*Statistics in Medicine*, vol. 22, no. 24, pp. 3899–3914, 2003. View at Publisher · View at Google Scholar · View at Scopus - P. A. Jones and G. Liang, “Rethinking how DNA methylation patterns are maintained,”
*Nature Reviews Genetics*, vol. 10, no. 11, pp. 805–811, 2009. View at Publisher · View at Google Scholar · View at Scopus - A. D. Riggs and Z. Xiong, “Methylation and epigenetic fidelity,”
*Proceedings of the National Academy of Sciences of the United States of America*, vol. 101, no. 1, pp. 4–5, 2004. View at Publisher · View at Google Scholar · View at Scopus - Z. X. Chen and A. D. Riggs, “Maintenance and regulation of DNA methylation patterns in mammals,”
*Biochemistry and Cell Biology*, vol. 83, no. 4, pp. 438–448, 2005. View at Publisher · View at Google Scholar · View at Scopus - A. E. Kel, E. Gößling, I. Reuter, E. Cheremushkin, O. V. Kel-Margoulis, and E. Wingender, “MATCH: a tool for searching transcription factor binding sites in DNA sequences,”

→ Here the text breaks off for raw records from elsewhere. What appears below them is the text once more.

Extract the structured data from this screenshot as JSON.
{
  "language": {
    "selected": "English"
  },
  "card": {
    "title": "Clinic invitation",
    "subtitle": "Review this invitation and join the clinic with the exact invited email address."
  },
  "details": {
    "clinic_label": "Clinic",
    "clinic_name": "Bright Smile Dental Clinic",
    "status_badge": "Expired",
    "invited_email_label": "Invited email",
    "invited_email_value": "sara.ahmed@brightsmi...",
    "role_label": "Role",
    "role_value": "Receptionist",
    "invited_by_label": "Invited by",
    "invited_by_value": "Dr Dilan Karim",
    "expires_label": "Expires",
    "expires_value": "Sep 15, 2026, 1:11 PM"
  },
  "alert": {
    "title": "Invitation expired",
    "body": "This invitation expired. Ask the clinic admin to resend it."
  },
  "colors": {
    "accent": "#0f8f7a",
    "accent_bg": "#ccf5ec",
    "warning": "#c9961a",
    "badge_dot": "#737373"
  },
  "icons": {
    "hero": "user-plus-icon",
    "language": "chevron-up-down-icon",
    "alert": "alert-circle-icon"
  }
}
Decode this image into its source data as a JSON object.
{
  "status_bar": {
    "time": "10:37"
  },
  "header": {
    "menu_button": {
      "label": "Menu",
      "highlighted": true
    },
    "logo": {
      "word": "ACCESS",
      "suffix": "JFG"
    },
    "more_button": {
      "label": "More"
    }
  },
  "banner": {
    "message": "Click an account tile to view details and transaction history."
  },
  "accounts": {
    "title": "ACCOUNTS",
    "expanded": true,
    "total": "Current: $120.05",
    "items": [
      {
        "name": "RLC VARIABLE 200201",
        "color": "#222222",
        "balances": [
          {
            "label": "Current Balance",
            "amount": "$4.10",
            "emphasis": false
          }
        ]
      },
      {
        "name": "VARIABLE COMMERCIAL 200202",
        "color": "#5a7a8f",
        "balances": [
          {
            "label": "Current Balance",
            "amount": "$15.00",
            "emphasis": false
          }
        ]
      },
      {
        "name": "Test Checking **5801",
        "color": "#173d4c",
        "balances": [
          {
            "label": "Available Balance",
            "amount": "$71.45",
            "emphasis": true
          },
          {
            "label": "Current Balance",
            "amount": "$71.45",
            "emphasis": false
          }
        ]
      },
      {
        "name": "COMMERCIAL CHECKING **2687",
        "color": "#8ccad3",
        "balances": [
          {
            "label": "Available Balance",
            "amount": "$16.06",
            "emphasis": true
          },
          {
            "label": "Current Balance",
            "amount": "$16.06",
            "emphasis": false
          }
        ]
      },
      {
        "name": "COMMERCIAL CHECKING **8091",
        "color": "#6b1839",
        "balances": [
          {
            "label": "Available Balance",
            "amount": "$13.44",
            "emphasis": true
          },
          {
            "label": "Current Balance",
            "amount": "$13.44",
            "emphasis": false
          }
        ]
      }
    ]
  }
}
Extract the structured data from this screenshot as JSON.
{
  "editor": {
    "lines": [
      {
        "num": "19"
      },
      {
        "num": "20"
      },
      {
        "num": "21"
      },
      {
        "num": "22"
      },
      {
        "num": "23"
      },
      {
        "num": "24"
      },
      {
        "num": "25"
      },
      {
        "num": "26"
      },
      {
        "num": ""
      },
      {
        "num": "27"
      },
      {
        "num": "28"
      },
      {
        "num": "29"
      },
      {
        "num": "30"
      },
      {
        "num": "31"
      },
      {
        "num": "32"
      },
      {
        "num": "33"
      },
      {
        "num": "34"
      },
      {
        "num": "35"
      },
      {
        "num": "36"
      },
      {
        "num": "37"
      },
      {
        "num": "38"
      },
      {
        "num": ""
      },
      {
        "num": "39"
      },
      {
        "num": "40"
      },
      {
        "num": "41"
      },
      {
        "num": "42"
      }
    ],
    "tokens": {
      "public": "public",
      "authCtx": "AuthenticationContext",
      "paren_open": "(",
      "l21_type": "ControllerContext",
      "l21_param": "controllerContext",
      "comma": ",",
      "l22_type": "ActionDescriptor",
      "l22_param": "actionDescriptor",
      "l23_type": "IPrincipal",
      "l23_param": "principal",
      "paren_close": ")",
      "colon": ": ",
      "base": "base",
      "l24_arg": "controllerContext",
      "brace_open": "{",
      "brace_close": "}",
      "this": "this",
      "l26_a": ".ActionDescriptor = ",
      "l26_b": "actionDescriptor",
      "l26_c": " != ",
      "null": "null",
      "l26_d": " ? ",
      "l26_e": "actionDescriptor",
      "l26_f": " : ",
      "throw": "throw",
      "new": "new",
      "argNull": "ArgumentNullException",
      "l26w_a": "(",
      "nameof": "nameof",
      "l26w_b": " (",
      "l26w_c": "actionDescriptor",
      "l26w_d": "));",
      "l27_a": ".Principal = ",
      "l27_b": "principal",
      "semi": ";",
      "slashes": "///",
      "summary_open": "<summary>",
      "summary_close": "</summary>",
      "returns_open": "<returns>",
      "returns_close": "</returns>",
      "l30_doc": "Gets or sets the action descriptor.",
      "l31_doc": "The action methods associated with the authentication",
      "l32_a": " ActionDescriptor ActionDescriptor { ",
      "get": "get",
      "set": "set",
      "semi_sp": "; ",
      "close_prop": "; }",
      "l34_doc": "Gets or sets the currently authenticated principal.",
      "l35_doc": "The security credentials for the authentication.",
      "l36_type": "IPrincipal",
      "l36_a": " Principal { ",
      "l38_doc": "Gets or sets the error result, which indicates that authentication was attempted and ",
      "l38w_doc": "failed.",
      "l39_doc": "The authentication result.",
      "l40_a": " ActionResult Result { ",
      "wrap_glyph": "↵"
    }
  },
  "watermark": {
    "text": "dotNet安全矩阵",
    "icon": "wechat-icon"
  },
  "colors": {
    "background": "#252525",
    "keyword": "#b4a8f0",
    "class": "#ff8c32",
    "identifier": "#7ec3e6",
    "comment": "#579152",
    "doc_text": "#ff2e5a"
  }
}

*Nucleic Acids Research*, vol. 31, no. 13, pp. 3576–3579, 2003. View at Publisher · View at Google Scholar · View at Scopus - K. Strassburger and F. Bretz, “Compatible simultaneous lower confidence bounds for the Holm procedure and other Bonferroni-based closed tests,”
*Statistics in Medicine*, vol. 27, no. 24, pp. 4914–4927, 2008. View at Publisher · View at Google Scholar · View at Scopus - M. Li, C. Balch, J. S. Montgomery et al., “Integrated analysis of DNA methylation and gene expression reveals specific signaling pathways associated with platinum resistance in ovarian cancer,”
*BMC Medical Genomics*, vol. 2, article 34, 2009. View at Publisher · View at Google Scholar · View at Scopus - D. M. Murphy, P. G. Buckley, K. Bryan et al., “Global MYCN transcription factor binding analysis in neuroblastoma reveals association with distinct E-box motifs and regions of DNA hypermethylation,”
*PLoS ONE*, vol. 4, no. 12, Article ID e8154, 2009. View at Publisher · View at Google Scholar · View at Scopus - C. Gebhard, C. Benner, M. Ehrich et al., “General transcription factor binding at CpG islands in normal cells correlates with resistance to de novo DNA methylation in cancer cells,”
*Cancer Research*, vol. 70, no. 4, pp. 1398–1407, 2010. View at Publisher · View at Google Scholar · View at Scopus